"If a company doesn't have time to get a chief digital officer or somebody to go off and map out the strategy for their digital whatever, [whether] it's a smart automated factory floor or frictionless retail environment, they're going to turn to the ecosystem and say, 'Hey, I have this business challenge and this outcome I need. Is there something readily available today?'" he said. "And this is exactly why we launched [Market Ready Solutions] with our ecosystem partners. Because now we have these great solutions, which are ready to go and they bring the partnership, they bring the ecosystem together from different various parts of the value chain, and it allows for rapid deployability."

Intel's IoT Market Ready Solutions and RFP Ready Kits provide complete or near-complete solutions from Intel's ecosystem partners, which Haczynski said will be "key" to achieving the scale organizations will need to move forward. Both programs will be rolled into Intel Solutions Marketplace later this year.

"[COVID-19] is teaching many of us that we all need to have a digital strategy, not only for IT internally for our employees to be able to work safely and productively from home, but also for our businesses and the operational side of our businesses and our lines of business. How can we utilize technology and automation and artificial intelligence, etc. so that if there ever is a situation like this again, our business is up and running as frictionless as possible?" he said.

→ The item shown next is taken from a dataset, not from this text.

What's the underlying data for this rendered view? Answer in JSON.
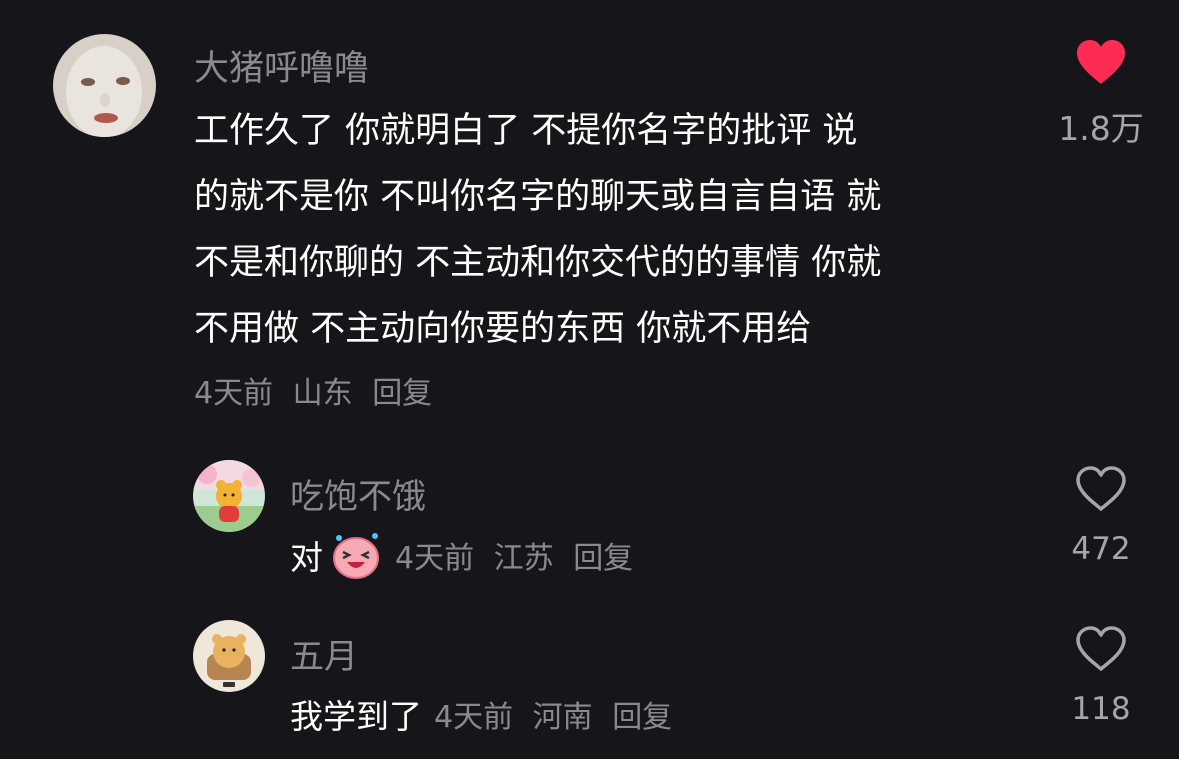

Jeff Dodge, director of national solutions for digital innovation at Insight Enterprises, a Tempe, Ariz.-based global solution provider and Intel partner, said his company has been working with Intel on an IoT platform that is now being adapted for a "detect and prevent" solution that can help organizations detect fever symptoms using thermal imaging.

"It's almost less about stopping someone from entering with a fever, but frankly, giving them that information as well as a justification to say, 'I shouldn't be here right now,'" he said.

The "prevent" side of the solution could support applications such as smart hand sanitizing, which could track if employees are washing their hands at a certain interval, Dodge said. Insight is also looking at using machine vision using Intel's OpenVINO software to deploy smart video cameras that can detect whether people are maintaining a six-foot distance from each other.

Dodge said Insight's "detect and prevent" solution is already part of Intel's Market Ready Solutions after only a couple months of development, and the company has already seen some interest.

"We've already seen initial connections with retail clients and other clients that Intel has brought us into their own business development capability," he said.

Jason Craig, chief technology advisor of public sector at World Wide Technology, a St. Louis-based global solution provider and Intel partner, said his company is also working with Intel to develop a thermal detection system for public sector use.

"We're trying to integrate it in a way that uses our vast knowledge of multi layers of security, multi layers of defense to help protect kids going into school, people going into a theme park," he said.

Such a system is not meant to be a "silver bullet" for preventing the transmission of viruses and instead will only be a "component of a larger solution," Craig said.

"We feel firmly that it's just a start point because even if COVID-19 goes away, now we have COVID-21 or whatever new variant of SARS [appears],” he said.